pig.jpgPig models are becoming increasingly important in medical research into the causes of diseases, and have now shed new light on the causes of diabetes.

In healthy people, glucose concentrations in the blood increase soon after they eat a meal. As a consequence, beta-cells of the pancreas release insulin, which helps to lower blood glucose levels. Type 2 diabetes can develop when the body cannot produce enough insulin to meet its needs.

In recent research, scientists have been investigating the hormone GIP (glucose-dependent insulin-releasing polypeptide) in pigs with type 2 diabetes. The hormone helps in the production and release of insulin. In the past, diabetic patients have been found to be unresponsive to GIP as well as insulin.

Scientists studied the hormone in pigs with a defective GIP pathway. Results showed that systems which could not respond to GIP had fewer beta-cells, resulting in a lower release of insulin. These findings suggest that defective GIP pathways may be a cause of type 2 diabetes rather than a consequence of the disease.
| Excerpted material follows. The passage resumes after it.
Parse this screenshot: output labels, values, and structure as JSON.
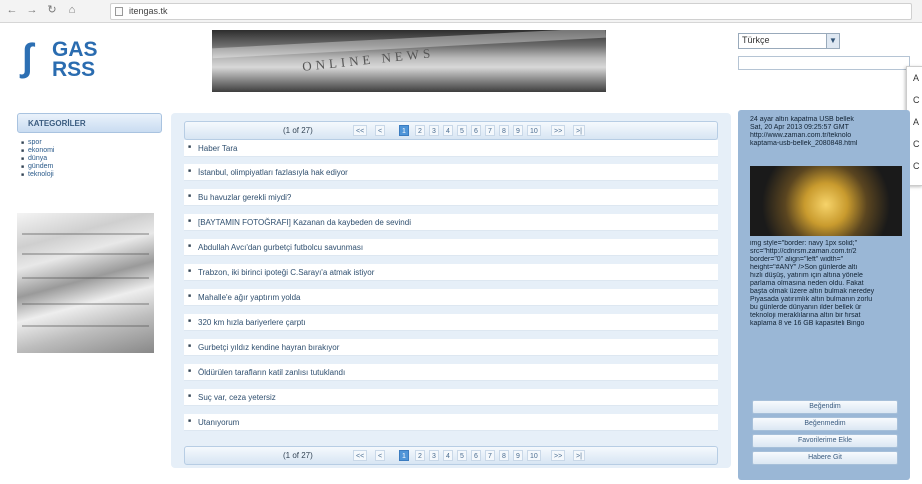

In the UK, type 2 diabetes is becoming increasingly common. The majority of cases are linked to obesity and are more likely to occur in older people. Recently, however an increasing number of children are being diagnosed with diabetes, some as young as 7 years old.